| EXERCISE DESCRIPTION |
If a line in the following entries holds the string "glyph", include it in the tally. State the total and nothing further.

*** Opening of RECORDS FOR THE TASK ***

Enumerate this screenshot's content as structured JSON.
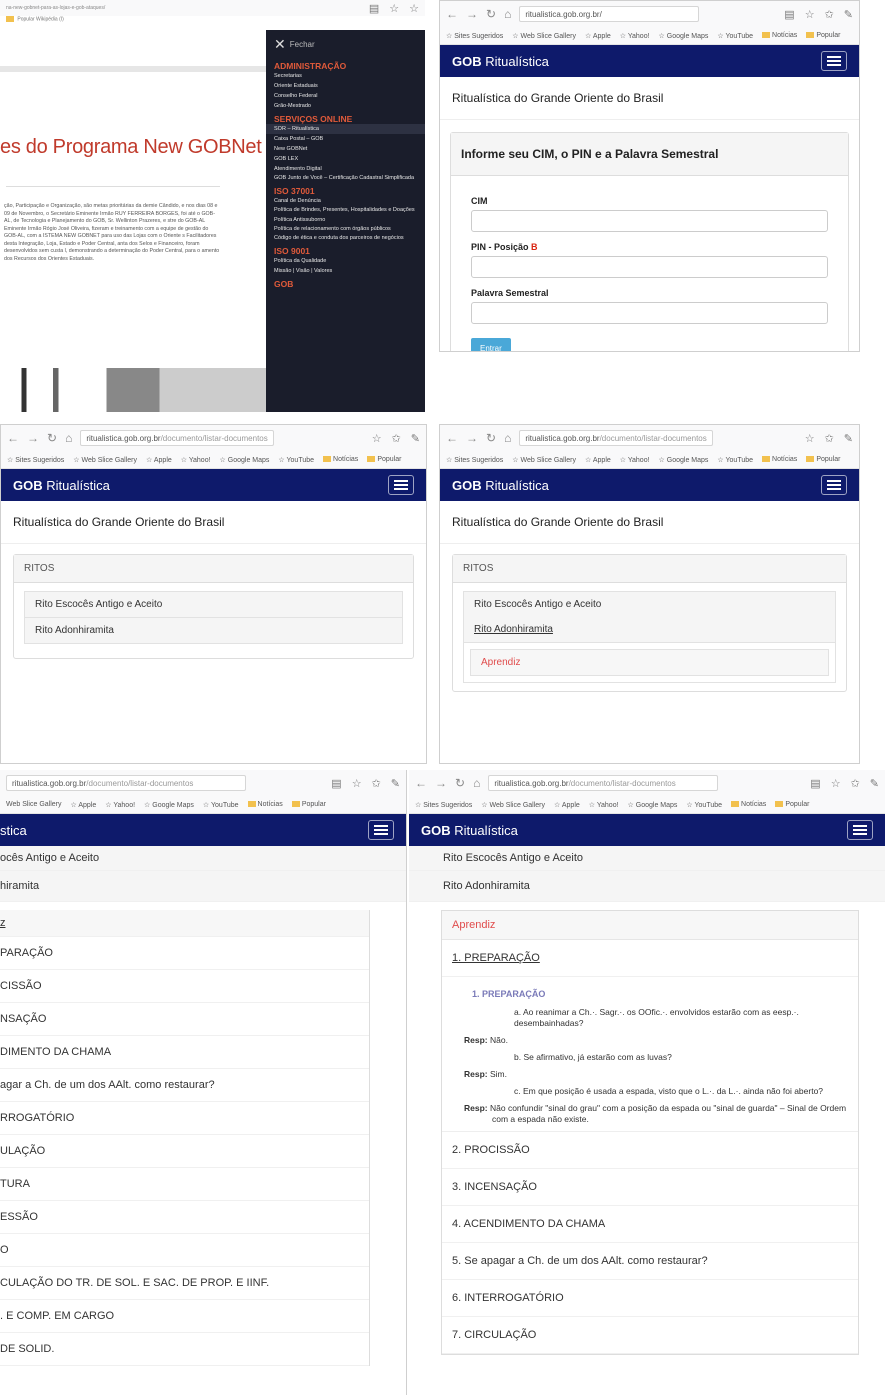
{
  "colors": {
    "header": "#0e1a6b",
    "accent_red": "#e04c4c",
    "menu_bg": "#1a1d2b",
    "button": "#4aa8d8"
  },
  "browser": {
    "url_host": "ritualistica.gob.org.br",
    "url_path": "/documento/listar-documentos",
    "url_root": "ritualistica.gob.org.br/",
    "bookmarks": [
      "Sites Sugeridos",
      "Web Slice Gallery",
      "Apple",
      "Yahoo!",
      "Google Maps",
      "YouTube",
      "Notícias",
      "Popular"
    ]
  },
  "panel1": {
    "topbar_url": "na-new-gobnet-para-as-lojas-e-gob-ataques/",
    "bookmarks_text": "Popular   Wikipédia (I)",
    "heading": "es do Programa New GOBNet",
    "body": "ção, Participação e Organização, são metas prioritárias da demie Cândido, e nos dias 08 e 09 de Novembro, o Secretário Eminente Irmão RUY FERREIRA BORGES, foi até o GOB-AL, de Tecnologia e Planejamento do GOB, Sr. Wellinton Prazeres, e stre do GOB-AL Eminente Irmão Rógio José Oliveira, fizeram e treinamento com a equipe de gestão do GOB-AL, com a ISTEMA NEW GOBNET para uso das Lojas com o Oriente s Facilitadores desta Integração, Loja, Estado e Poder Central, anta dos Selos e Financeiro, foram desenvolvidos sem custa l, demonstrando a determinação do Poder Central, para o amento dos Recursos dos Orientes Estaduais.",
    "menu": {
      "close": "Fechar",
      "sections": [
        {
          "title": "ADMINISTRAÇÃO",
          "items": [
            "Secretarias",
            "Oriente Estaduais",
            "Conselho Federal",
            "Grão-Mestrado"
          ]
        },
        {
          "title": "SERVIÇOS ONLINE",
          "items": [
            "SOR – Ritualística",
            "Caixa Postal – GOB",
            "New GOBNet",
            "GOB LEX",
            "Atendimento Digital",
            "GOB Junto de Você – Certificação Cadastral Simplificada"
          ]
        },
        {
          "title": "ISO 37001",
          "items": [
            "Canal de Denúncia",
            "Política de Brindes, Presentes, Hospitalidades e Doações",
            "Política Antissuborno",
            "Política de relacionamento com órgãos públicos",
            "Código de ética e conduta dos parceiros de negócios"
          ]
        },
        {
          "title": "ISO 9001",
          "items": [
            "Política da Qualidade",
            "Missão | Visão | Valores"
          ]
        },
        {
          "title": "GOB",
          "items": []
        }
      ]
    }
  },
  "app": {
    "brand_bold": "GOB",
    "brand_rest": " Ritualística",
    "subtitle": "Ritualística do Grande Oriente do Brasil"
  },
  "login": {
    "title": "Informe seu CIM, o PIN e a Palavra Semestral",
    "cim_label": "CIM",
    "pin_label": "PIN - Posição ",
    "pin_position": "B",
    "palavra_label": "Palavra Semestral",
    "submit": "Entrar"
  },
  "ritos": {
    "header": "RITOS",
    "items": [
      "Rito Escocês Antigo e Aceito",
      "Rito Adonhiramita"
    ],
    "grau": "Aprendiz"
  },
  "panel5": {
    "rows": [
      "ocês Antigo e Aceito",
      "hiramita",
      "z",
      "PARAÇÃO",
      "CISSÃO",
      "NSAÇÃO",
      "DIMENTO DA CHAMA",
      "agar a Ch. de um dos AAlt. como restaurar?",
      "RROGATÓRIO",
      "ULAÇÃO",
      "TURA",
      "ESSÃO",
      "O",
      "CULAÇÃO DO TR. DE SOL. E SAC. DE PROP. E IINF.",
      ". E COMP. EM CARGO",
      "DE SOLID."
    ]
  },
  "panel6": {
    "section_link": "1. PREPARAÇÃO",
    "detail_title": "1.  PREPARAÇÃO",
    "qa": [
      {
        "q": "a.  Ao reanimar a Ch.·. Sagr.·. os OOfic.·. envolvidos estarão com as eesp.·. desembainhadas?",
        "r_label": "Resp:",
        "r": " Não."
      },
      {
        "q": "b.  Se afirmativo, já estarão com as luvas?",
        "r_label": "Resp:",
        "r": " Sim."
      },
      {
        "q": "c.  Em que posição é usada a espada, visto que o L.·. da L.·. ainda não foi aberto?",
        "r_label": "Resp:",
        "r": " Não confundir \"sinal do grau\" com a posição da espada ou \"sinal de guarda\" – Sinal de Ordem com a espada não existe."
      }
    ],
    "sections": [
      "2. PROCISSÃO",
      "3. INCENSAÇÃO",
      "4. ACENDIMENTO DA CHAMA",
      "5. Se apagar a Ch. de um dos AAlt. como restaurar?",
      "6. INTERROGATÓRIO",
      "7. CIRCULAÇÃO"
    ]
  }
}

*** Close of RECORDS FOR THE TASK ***
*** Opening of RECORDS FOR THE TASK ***

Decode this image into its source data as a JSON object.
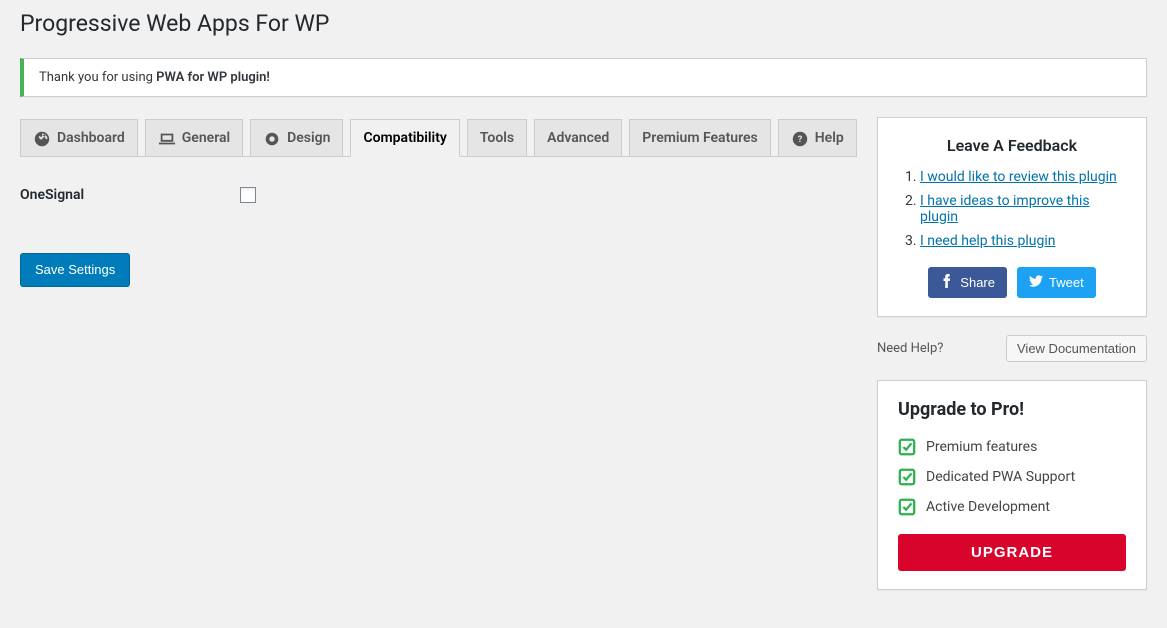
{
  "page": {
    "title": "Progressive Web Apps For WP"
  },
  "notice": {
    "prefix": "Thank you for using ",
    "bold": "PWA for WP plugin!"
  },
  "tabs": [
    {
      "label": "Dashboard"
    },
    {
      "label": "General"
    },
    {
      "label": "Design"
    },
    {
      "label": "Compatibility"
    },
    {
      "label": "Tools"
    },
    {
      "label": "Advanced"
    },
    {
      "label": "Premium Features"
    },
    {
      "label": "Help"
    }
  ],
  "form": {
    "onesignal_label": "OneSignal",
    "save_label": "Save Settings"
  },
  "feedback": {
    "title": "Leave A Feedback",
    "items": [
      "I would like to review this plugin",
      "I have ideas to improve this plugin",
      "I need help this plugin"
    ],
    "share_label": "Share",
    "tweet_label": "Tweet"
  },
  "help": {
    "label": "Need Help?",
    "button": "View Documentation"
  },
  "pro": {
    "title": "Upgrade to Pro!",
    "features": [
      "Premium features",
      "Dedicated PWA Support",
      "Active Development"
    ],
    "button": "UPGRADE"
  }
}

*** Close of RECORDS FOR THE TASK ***
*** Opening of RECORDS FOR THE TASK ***

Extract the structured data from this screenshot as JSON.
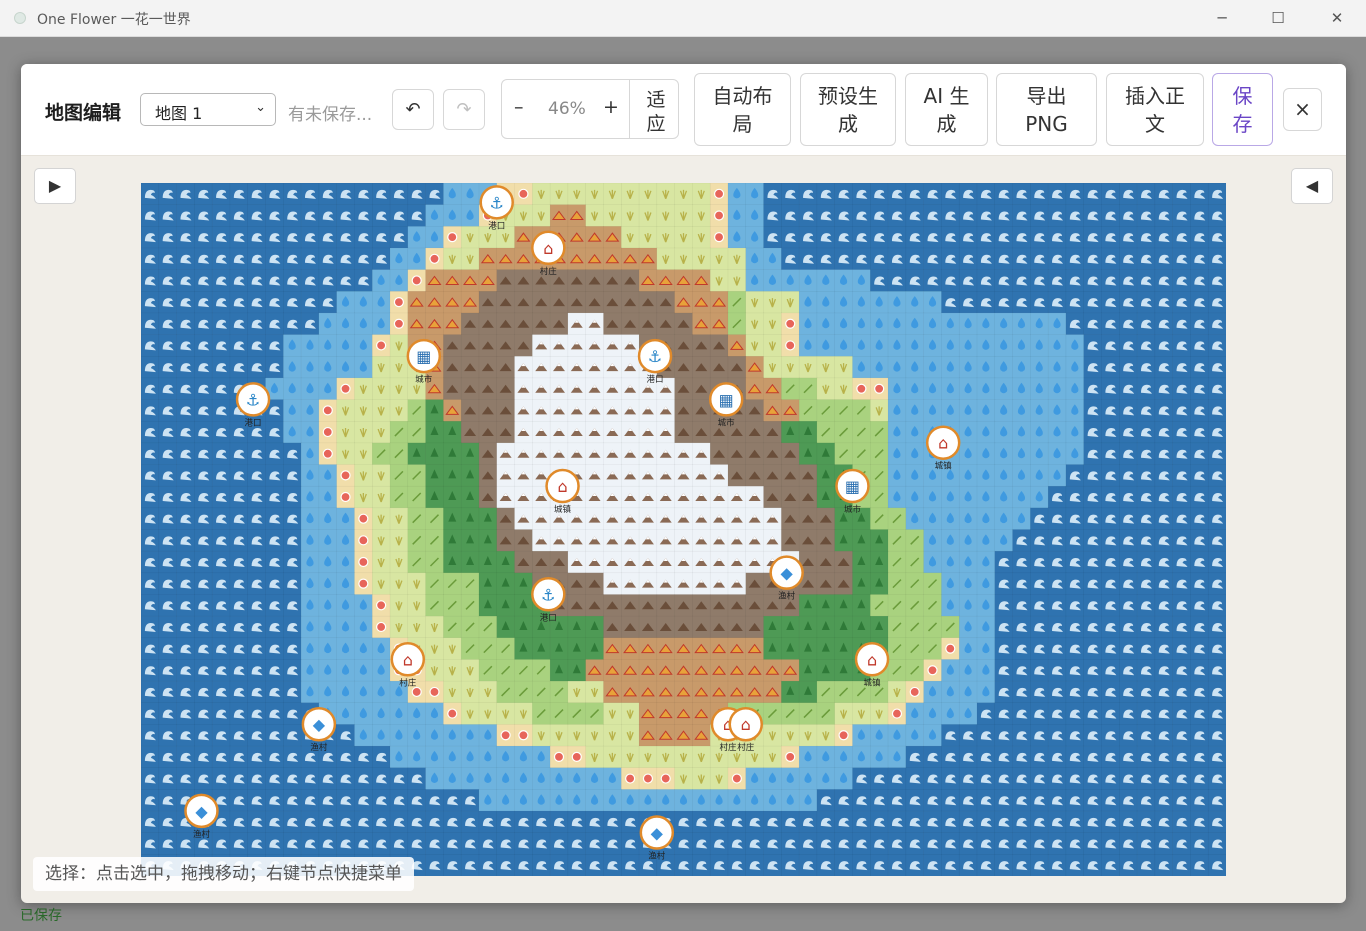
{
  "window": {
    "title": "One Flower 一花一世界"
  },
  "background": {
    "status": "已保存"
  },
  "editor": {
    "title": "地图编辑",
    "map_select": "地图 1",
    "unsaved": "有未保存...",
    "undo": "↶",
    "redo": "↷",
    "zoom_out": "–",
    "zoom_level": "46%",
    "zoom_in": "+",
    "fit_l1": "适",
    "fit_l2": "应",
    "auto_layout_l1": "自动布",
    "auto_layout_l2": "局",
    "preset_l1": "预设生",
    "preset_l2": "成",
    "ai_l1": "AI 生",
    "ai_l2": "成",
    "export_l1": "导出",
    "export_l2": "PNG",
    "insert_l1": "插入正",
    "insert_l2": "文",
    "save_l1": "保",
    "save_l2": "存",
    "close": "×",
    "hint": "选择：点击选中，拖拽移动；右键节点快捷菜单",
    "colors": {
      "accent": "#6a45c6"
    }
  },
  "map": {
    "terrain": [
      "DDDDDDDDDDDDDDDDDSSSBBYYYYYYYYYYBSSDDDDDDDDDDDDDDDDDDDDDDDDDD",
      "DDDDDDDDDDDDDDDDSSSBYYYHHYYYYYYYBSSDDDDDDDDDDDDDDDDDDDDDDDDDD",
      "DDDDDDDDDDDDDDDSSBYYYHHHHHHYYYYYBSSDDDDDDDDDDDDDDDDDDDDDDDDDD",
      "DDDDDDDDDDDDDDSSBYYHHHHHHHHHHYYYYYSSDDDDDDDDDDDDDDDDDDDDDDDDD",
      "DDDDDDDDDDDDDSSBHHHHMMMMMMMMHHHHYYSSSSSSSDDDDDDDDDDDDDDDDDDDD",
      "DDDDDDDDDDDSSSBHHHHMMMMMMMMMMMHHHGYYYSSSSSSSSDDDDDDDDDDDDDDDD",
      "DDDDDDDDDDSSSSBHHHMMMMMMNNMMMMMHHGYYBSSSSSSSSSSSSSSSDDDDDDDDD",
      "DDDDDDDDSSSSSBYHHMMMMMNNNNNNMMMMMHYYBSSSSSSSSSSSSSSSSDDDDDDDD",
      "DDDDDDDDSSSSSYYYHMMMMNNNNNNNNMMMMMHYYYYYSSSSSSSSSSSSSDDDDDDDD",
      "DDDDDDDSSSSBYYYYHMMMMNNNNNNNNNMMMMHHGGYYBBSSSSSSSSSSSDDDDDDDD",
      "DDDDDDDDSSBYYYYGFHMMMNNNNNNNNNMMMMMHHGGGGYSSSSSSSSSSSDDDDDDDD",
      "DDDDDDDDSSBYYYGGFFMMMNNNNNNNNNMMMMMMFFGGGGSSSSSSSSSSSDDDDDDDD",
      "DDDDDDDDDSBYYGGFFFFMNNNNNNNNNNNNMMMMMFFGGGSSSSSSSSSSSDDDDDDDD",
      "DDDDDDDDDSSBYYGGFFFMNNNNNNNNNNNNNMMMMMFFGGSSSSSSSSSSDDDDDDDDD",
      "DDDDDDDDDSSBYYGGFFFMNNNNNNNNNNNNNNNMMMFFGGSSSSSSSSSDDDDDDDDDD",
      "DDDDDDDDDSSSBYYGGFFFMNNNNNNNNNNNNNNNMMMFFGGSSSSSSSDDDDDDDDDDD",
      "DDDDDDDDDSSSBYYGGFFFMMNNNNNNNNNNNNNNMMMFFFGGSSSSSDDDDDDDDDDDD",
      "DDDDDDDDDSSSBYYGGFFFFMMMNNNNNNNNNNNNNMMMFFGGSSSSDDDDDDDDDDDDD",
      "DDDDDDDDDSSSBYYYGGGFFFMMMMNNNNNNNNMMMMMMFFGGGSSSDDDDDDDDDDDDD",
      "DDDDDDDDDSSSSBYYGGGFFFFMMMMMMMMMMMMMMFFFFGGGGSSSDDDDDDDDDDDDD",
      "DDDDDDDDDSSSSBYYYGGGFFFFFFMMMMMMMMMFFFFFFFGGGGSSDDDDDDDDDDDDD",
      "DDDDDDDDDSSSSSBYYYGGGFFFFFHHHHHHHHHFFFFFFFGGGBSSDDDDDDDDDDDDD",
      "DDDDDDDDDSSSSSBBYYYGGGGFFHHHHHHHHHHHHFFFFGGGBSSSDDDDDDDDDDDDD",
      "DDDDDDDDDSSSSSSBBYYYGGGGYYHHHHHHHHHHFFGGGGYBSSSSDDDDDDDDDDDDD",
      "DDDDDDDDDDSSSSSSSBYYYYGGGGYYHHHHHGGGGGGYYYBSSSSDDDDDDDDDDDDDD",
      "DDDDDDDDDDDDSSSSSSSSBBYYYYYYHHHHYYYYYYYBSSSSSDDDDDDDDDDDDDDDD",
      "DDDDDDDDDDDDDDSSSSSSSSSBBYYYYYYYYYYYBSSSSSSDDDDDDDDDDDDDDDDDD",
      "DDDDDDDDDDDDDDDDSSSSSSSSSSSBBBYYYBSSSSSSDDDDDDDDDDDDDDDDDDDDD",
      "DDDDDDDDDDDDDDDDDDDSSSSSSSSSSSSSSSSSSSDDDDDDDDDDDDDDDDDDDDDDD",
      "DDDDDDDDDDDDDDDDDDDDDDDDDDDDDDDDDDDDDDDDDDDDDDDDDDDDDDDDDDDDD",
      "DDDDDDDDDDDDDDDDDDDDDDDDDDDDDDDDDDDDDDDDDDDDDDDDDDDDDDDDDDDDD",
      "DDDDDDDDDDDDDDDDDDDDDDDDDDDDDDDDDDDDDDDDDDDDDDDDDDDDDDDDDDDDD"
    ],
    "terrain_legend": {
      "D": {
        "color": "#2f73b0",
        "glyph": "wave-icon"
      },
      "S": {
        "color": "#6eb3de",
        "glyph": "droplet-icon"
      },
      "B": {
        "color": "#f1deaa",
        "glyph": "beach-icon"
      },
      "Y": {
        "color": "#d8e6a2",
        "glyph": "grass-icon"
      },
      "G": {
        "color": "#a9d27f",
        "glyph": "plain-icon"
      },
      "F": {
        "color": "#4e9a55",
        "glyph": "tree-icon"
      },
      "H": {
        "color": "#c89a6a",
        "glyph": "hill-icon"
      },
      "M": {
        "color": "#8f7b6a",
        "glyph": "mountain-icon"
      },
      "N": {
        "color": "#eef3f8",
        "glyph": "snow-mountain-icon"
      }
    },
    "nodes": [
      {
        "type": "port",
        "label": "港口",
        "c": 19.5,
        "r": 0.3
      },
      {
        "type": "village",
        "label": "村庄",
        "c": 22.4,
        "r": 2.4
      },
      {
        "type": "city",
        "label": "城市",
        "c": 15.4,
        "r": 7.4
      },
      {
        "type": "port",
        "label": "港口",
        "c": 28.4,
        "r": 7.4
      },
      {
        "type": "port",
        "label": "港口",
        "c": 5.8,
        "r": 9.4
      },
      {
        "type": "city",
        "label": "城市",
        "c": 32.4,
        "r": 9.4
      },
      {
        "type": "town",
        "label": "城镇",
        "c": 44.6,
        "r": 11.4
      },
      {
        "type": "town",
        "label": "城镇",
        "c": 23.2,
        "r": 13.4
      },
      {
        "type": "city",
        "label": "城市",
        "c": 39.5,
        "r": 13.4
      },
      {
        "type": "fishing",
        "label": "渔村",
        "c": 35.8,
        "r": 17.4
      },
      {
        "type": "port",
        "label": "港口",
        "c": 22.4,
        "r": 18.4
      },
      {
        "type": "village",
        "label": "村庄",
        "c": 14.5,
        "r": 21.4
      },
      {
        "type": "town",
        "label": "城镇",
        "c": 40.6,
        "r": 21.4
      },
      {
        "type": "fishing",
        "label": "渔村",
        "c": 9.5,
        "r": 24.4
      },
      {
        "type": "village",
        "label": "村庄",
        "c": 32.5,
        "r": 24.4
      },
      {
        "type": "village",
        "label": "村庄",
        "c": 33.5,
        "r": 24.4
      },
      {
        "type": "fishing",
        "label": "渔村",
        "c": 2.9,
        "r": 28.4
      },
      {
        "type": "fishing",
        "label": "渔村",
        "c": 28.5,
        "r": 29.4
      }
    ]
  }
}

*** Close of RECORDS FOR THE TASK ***

| ANSWER SECTION |
9